Furthermore, the Second Department has found that where the party fails to establish that he provided the respondent with a statement of the client’s rights and responsibilities, that attorney can’t collect an attorney’s fee. Gahagan v. Gahagan, 51 A.D.3d 863 (2d Dept. 2008) citing Bishop v. Bishop, 295 A.D.2d 382, 383 (2d Dept. 2010); Hunt v. Hunt, 273 A.D.2d 875, 876 (4th Dept. 2000).

The Second Department has further found that substantial compliance with the rules is required, and such a showing must be made on a prima facie basis as part of the moving party’s papers. Gottlieb v. Gottlieb, 101 A.D.3d 678, 679 (2d Dept. 2012) citing 22 NYCRR 1400.2, 1400.3; Hovanec v. Hovanec, 79 A.D.3d 816, 817 (2d Dept. 2010); Gahagan at 864.

Additionally, the courts have found that when an attorney fails to provide the client with itemized bills at least every 60 days, the case should be dismissed. (see Bishop v. Bishop, supra at 383; Julien v. Machson, 245 A.D.2d 122).

Furthermore, in Kaplowitz v. Newman, 185 Misc.2d 205 (2d Dept. 2010), the Second Department found that where the attorney sent only three bills to the defendant over a two-and-a-half-year time period, the attorney’s utter failure to abide by these rules vitiated the attorney’s right to his legal fees (see Julien v. Machson at Id.)

This seems to mean that the attorney making the motion for attorney fees must show the work that he did, how that work was calculated, that the fee charged was fair according to the attorney’s reputation and that bills were sent every 60 days or less to their client.

Additionally, in Wagman the court found that: “§22 NYCRR 1400.1 required the plaintiff’s counsel to render a written bill at least every 60 days, there is no evidence that any bill was rendered and none was submitted in support of the motion for an amount of an attorney’s fee. This failure alone warrants the denial of the motion.” Wagman at 263 citing Julien v. Machson at Id.; Kaplowitz v. Newman, 185 Misc.2d 205.

On another point, in Law Office of Sheldon Eisenberger v. Blisko, the First Department found that a law firm could not collect fees from beyond the wording of the retainer agreement. Law Office of Sheldon Eisenberger v. Blisko, 106 A.D.3d 650, 651 (1st Dept. 2013).

In Blisko, the attorneys for plaintiff agreed that the plain language of the retainer between the parties stated that the law office’s representation of Elaine Blisko included work leading up to a trial, but not including an actual trial. Id at 651. Indeed, the law office acknowledged that the retainer did not include representation at trial. Id. at 652. The court found that following the commencement of the trial in that case, the??retainer between the law office and Blisko terminated and plaintiff was representing Blisko without a written retainer. Id. (see Sherman, 34 A.D.3d at 671).

Therefore, attorneys must be so careful in what wording is in the retainer as they will be limited to those words.

In Daniele v. Putillo 97 A.D.3d 512, 513 (1st Dept. 2012), the court found that:

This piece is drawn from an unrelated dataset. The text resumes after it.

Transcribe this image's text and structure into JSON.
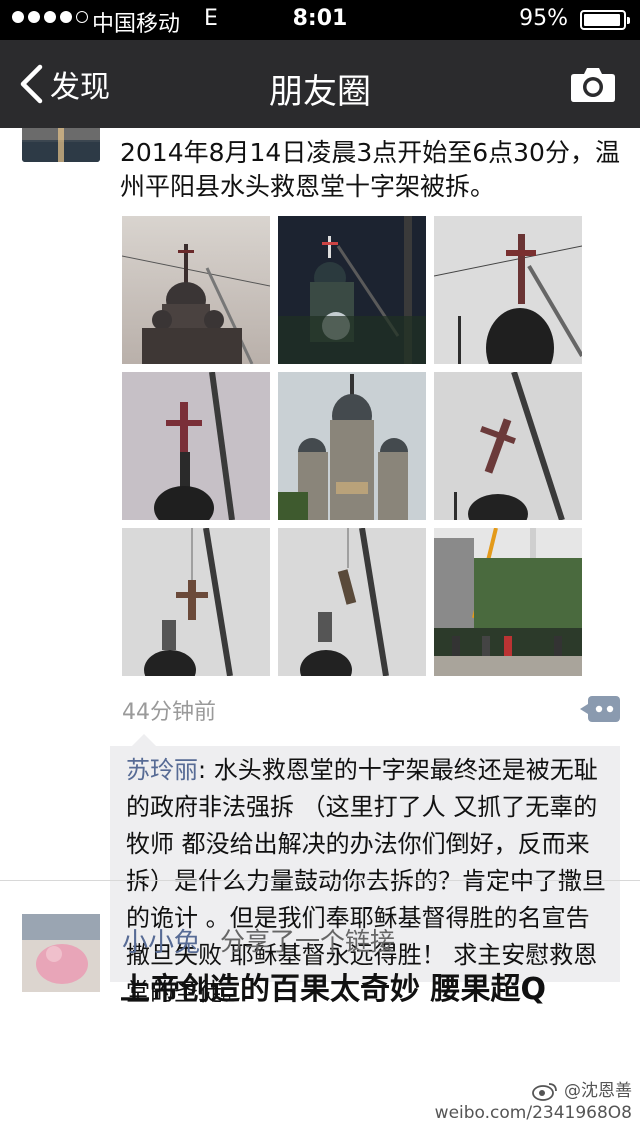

[T]he record shows that a copy of the executed retainer was filed with the court on May 14, 2004, along with the updated statement of net worth. Even if plaintiff, as substituted counsel, should have filed the retainer within 10 days of its execution, he substantially complied with the requirements by filing the executed copy with the updated statement of net worth.

97 A.D.3d 512, 513 (1st Dept. 2012). The court additionally found that the retainer was signed March 2004 and filed with the court in May of 2004. Id.

Timing and Filing

The courts seem to agree that there is no set statute of limitations for filing the retainer at 10 days exactly. However, there seems to be agreement that if it is not done within a reasonable time (three months seems to be the longest), an attorney may be denied attorney fees for their failure. Advice for counsel on new cases would be to file the retainer with the statement of net worth. If an attorney is retained as counsel to take over the case of previous counsel, they should immediately file the retainer with the court.

If the above is followed, most requests for attorney fees will be decided on the merits of the particular case and not on the question of whether the attorneys complied with the statutes and case law.